Roosters are unwanted because, of course, they don’t lay eggs. They also crow so they aren’t welcome, or even legal to keep, in many neighborhoods. Most areas of Sonoma County will allow up to 12 hens, but no roosters. Because they are worthless to the egg industry, male chicks are killed just hours after emerging from their shells in the hatcheries. They are thrown away alive by the billions, dumped into huge trash bins to suffocate on the weight of their brothers and die slowly of dehydration or freezing to death. Many are ground up alive in maceration machines where sharp blades like huge blenders chop up their tiny bodies for fertilizer, pet food and other products.
Determining the sex of a chick is not an exact science, so many males are shipped to feed stores and sold as hens. A backyard “enthusiast” discovers that one of her “hens” is a male so she “gets rid” of him. It’s increasingly difficult to find homes for roosters. Overwhelmed animal shelters end up euthanizing most of them. Other roosters get dumped on the side of the road. This is what’s happening in Cotati at Peet’s Coffee. People see chickens there, so they dump their unwanted rooster thinking he will be fine, but not necessarily. Roosters are territorial, and as the numbers increase, the newcomer may have to face a bird defending his territory and be injured, stressed or even killed. My guess is that this is what happened to our sweet rooster.
Kukkuta’s Road to Recovery
Slowly the swelling of Kukkuta’s eye subsided and on the seventh day of being a guest in our small backyard, he stood up and walked out of the crate and started drinking some water. We were thrilled! He dunked his head under the water again and again, washing the crusted blood off his face and comb. The next morning we heard him crow for the first time and it was a joyful sound! A robust celebration of life! He is doing great now and he has been a perfect gentleman, never pecking when I reach for him or kicking when I pick him up. He is a gentle soul.
At first he needed about a four foot radius around us, unsure of his rescuers’ intent. But now he comes right up, following us around the yard and crowing when we go inside because he misses us. He will come right up to the sliding glass door on the deck and hang out, peering in, waiting for our attention. He talks to us with sweet clucks, bocks, and coos of affection and gratitude when we give him food. He is so full of life, busy all day and loves to interact with us. We are mesmerized watching him.
A New Level of Love
Being vegan for 28 years, I have long respected chickens’ lives, but I had never lived with a chicken. Kukkuta has awakened something incredibly special in me. I love him so much, and while I had a strong vegan philosophy before, now more than ever I simply can’t imagine anyone purposely killing a sentient individual like Kukkuta. It’s a different level of unimaginable now. Everything in me wants to protect him and keep him alive. This is a love I wish everyone could experience, for you can never again think of harming an animal after knowing this kind of love and compassion.

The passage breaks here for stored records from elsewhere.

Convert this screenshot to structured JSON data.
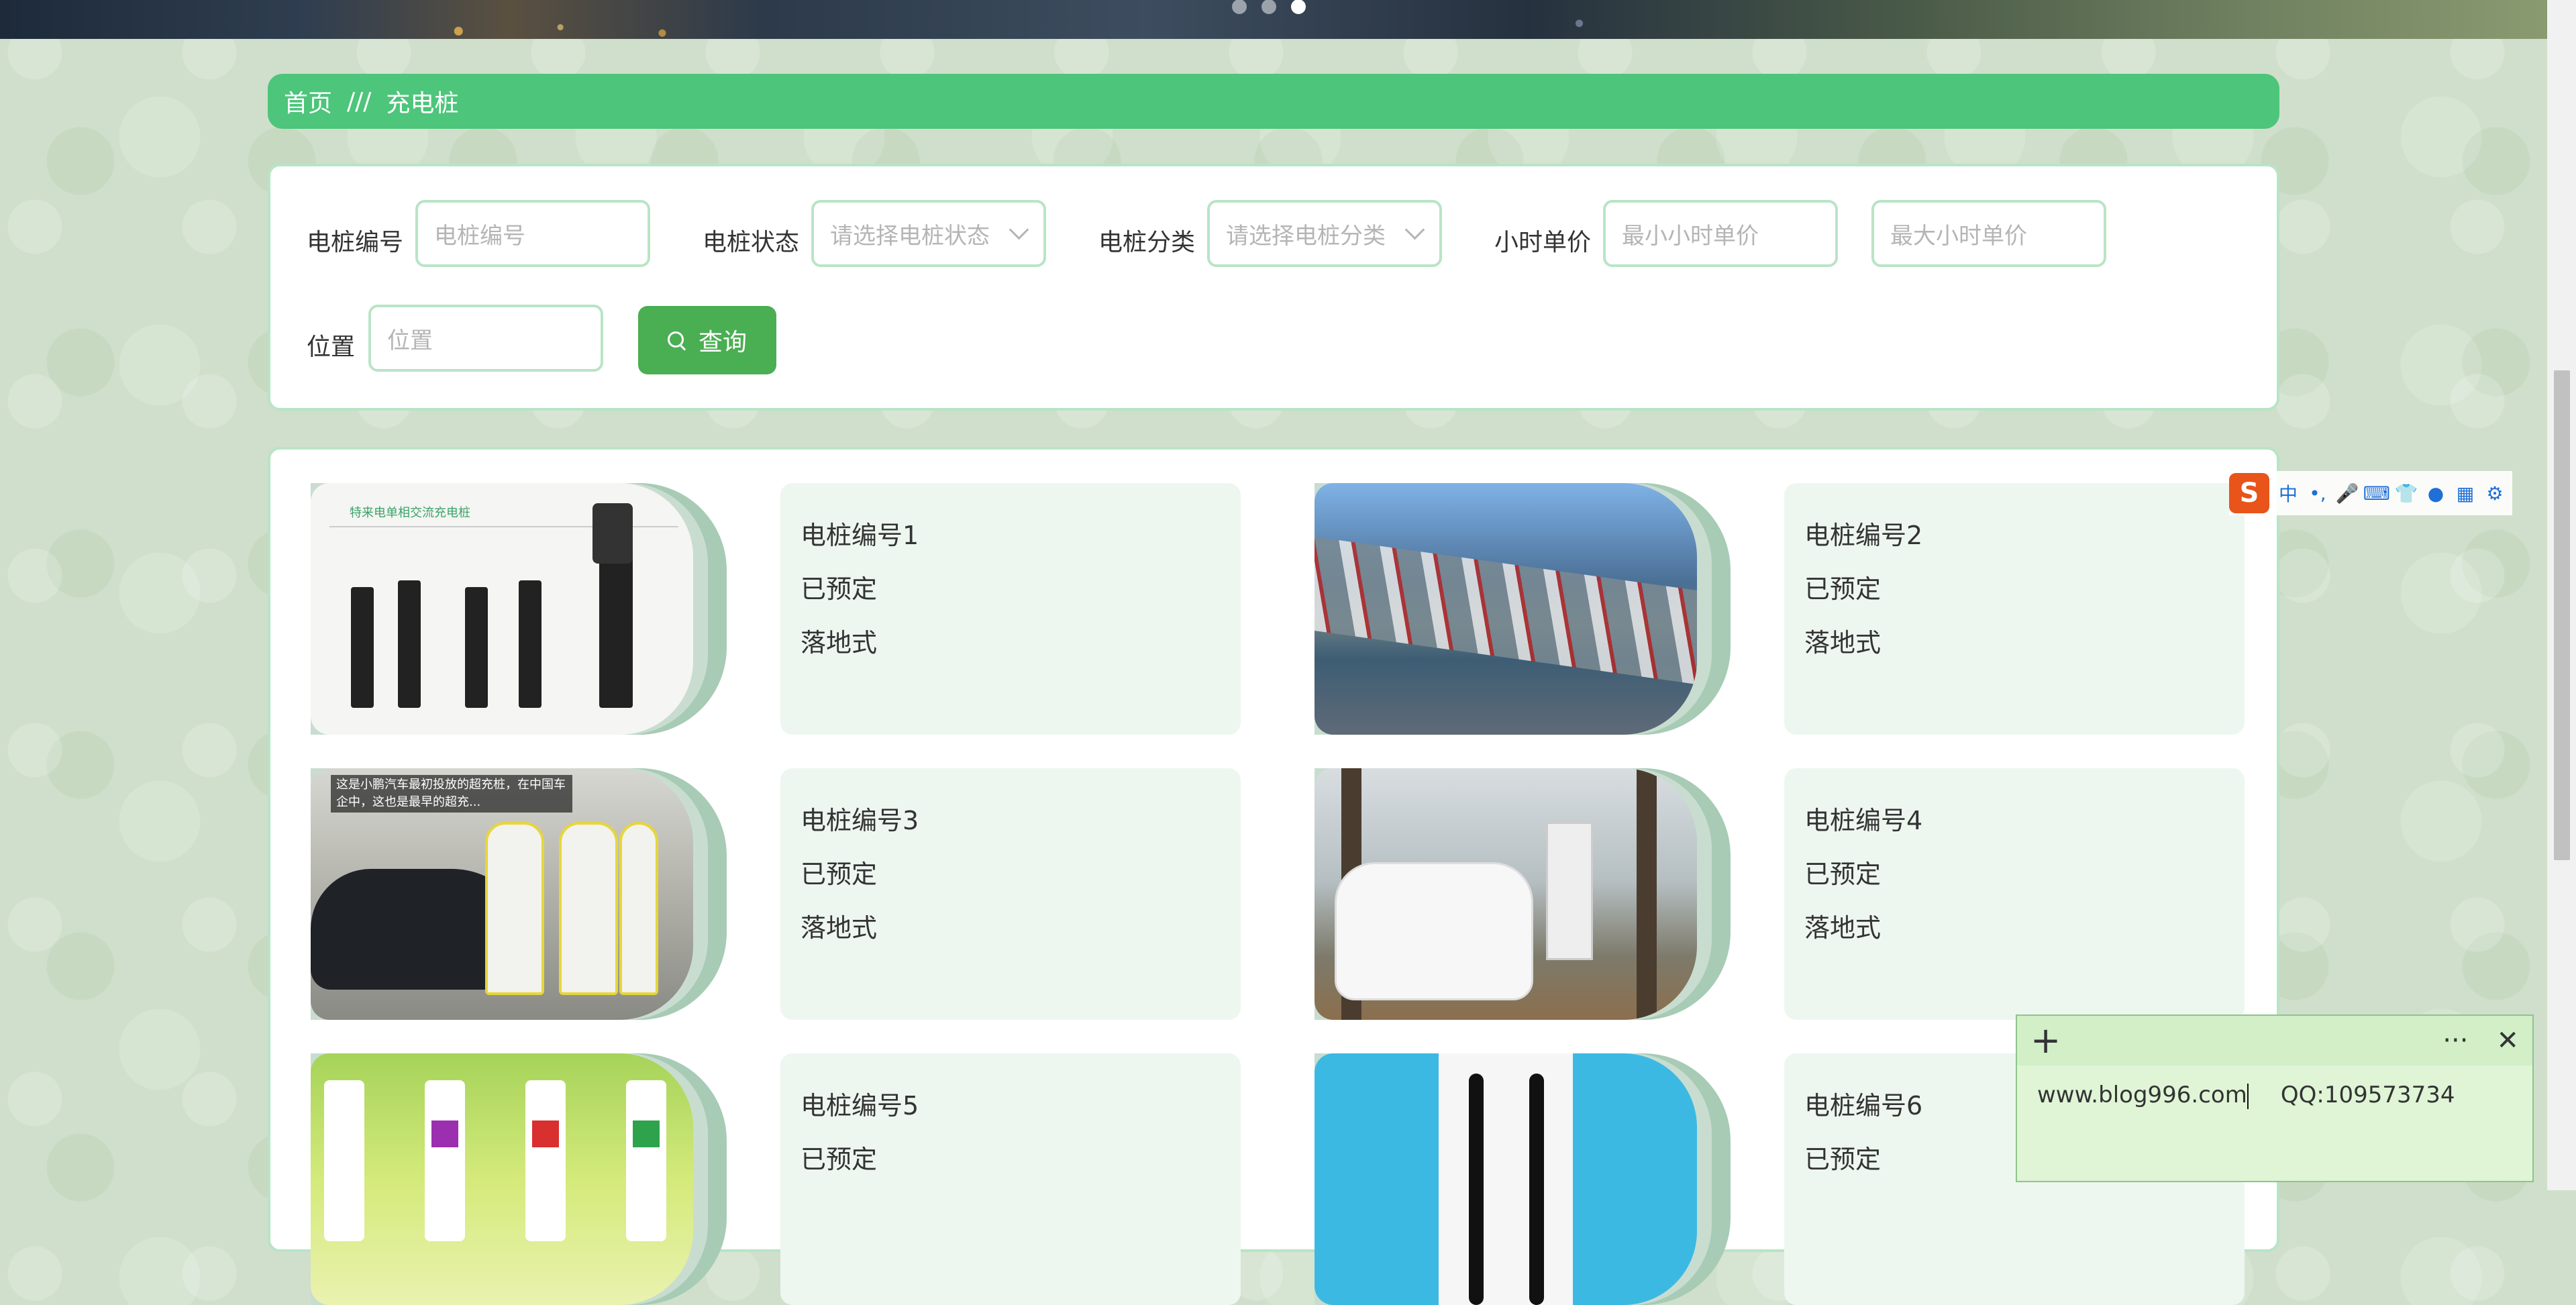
{
  "breadcrumb": {
    "home": "首页",
    "separator": "///",
    "current": "充电桩"
  },
  "search": {
    "pile_no": {
      "label": "电桩编号",
      "placeholder": "电桩编号"
    },
    "status": {
      "label": "电桩状态",
      "placeholder": "请选择电桩状态"
    },
    "category": {
      "label": "电桩分类",
      "placeholder": "请选择电桩分类"
    },
    "hourly_price": {
      "label": "小时单价",
      "min_placeholder": "最小小时单价",
      "max_placeholder": "最大小时单价"
    },
    "location": {
      "label": "位置",
      "placeholder": "位置"
    },
    "query_button": "查询"
  },
  "cards": [
    {
      "name": "电桩编号1",
      "status": "已预定",
      "type": "落地式",
      "image_caption": "特来电单相交流充电桩"
    },
    {
      "name": "电桩编号2",
      "status": "已预定",
      "type": "落地式"
    },
    {
      "name": "电桩编号3",
      "status": "已预定",
      "type": "落地式",
      "image_caption": "这是小鹏汽车最初投放的超充桩，在中国车企中，这也是最早的超充..."
    },
    {
      "name": "电桩编号4",
      "status": "已预定",
      "type": "落地式"
    },
    {
      "name": "电桩编号5",
      "status": "已预定"
    },
    {
      "name": "电桩编号6",
      "status": "已预定"
    }
  ],
  "ime_toolbar": {
    "logo": "S",
    "mode": "中",
    "punct": "•,",
    "icons": [
      "mic-icon",
      "keyboard-icon",
      "skin-icon",
      "robot-icon",
      "apps-icon",
      "settings-icon"
    ]
  },
  "note": {
    "url": "www.blog996.com",
    "qq": "QQ:109573734",
    "more": "···"
  },
  "colors": {
    "accent": "#4dc57a",
    "button": "#4aae52",
    "border": "#b9e4c6",
    "card_bg": "#eef6f0"
  }
}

My husband and I unfortunately couldn’t keep Kukkuta because we rent our small duplex. A vegan activist friend who lives out on Cobb Mountain agreed to adopt him and we are overjoyed that he is “staying in the family” by going to a vegan home. She had an acre of land and three rescued hens, but no rooster. When she saw my post on Facebook, she and her partner had already been talking about rescuing a rooster to be with their hens so they set up and secured a space for him. We miss him so much and we cried thinking about him leaving. But we’re glad he has a home with other chickens because he needed a little flock of hens to be his friends.
This whole experience has enriched my life, strengthened my understanding
of veganism, deepened my commitment to protecting chickens, and most of
all, I will never forget my friend Kukkuta.
– Hope Bohanec, May 2018
Hope Bohanec is the Projects Manager for United Poultry Concerns and the author of The Ultimate Betrayal: Is There Happy Meat?.